Steinman was born in 1892 in Obodivka, a village in Podolia Governorate in the Russian Empire, later part of Poland, now in Ukraine. In his youth, while studying in Chişinău to obtain semikhah to become a rabbi, he began to publish his first stories. Starting in 1910, his works, in Yiddish and Hebrew, began to appear in newspapers such as "Rashaphim", "Ha-Shiluach" and "Ha-Tsefirah" and he earned a living by teaching. During those years, he became associated with David Frischmann and Hayim Nahman Bialik, who worked to obtain his release from service in the Imperial Russian Army.
In 1917, following the Bolshevik Revolution, he adopted a communist ideology and asked to be allowed to develop Hebrew culture. He moved to Moscow and began to work for the Shtiebal publishing house and published his first novel. In 1919, he moved to Odessa and published the pamphlet "The Hebrew Communist". From 1920, Steinman was one of the regular writers for "Ha-Tsefirah" and for the Yiddush newspaper, "Der Mament" (The Moment). In 1923 to 1924, he published the magazine "Kolot" (Voices).
In 1924, Steinman emigrated with his family to Mandate Palestine and began working for the Hebrew Writers Union.
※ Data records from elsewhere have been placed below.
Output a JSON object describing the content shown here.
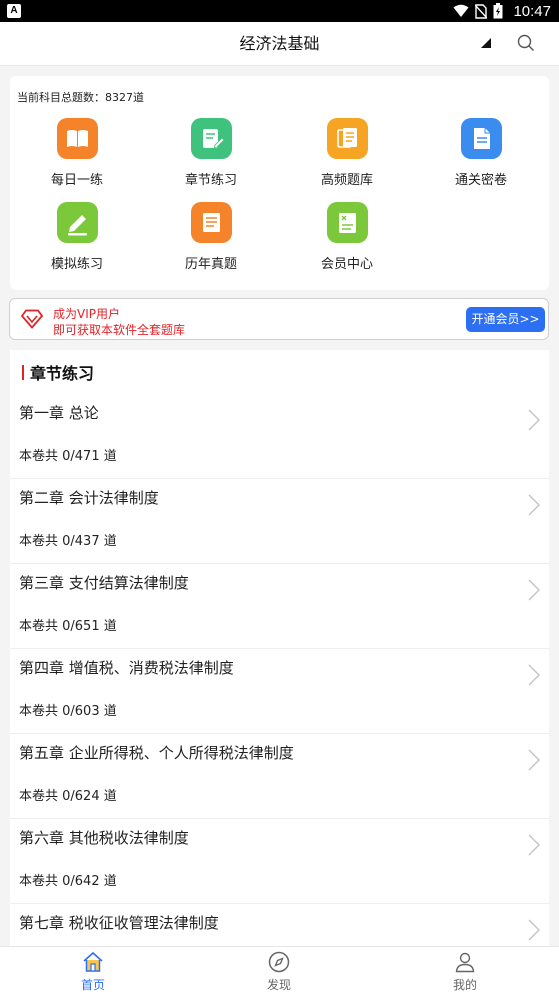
{
  "status_bar": {
    "app_badge": "A",
    "time": "10:47"
  },
  "header": {
    "title": "经济法基础"
  },
  "features": {
    "total_text": "当前科目总题数：8327道",
    "items": [
      {
        "label": "每日一练",
        "color": "#f5832a"
      },
      {
        "label": "章节练习",
        "color": "#3fc27e"
      },
      {
        "label": "高频题库",
        "color": "#f6a423"
      },
      {
        "label": "通关密卷",
        "color": "#3a8def"
      },
      {
        "label": "模拟练习",
        "color": "#7bc83b"
      },
      {
        "label": "历年真题",
        "color": "#f5832a"
      },
      {
        "label": "会员中心",
        "color": "#7bc83b"
      }
    ]
  },
  "vip": {
    "line1": "成为VIP用户",
    "line2": "即可获取本软件全套题库",
    "button": "开通会员>>",
    "accent": "#e0242a",
    "button_color": "#2c6ff2"
  },
  "chapters": {
    "title": "章节练习",
    "items": [
      {
        "name": "第一章 总论",
        "count": "本卷共 0/471 道"
      },
      {
        "name": "第二章 会计法律制度",
        "count": "本卷共 0/437 道"
      },
      {
        "name": "第三章 支付结算法律制度",
        "count": "本卷共 0/651 道"
      },
      {
        "name": "第四章 增值税、消费税法律制度",
        "count": "本卷共 0/603 道"
      },
      {
        "name": "第五章 企业所得税、个人所得税法律制度",
        "count": "本卷共 0/624 道"
      },
      {
        "name": "第六章 其他税收法律制度",
        "count": "本卷共 0/642 道"
      },
      {
        "name": "第七章 税收征收管理法律制度",
        "count": ""
      }
    ]
  },
  "bottom_nav": {
    "items": [
      {
        "label": "首页",
        "icon": "home-icon"
      },
      {
        "label": "发现",
        "icon": "compass-icon"
      },
      {
        "label": "我的",
        "icon": "profile-icon"
      }
    ]
  }
}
He became the first editor of the Hebrew literary magazine "Katuvim" in 1926, which was founded upon the initiative of Hayim Nahman Bialik. The magazine took its name from the Katuvim group founded by Steinman, Avraham Shlonsky and others to seek the renewal of Hebrew literature. From 1932 to 1933, Steinman was the sole editor of the magazine, which, however, lost the support of the Hebrew Writers Union. Throughout these years, Steinman continued his writing and published many books, including books of essays, novels, children's books and anthologies.
He died in Tel Aviv in 1970
Awards and honours
- In 1959, Steinman was the co-recipient (jointly with Avraham Shlonsky) of the Bialik Prize for literature.
- In 1963, he was awarded the Israel Prize, in literature.
Steinman's sons are the writers, Nathan Shaham and David Shaham.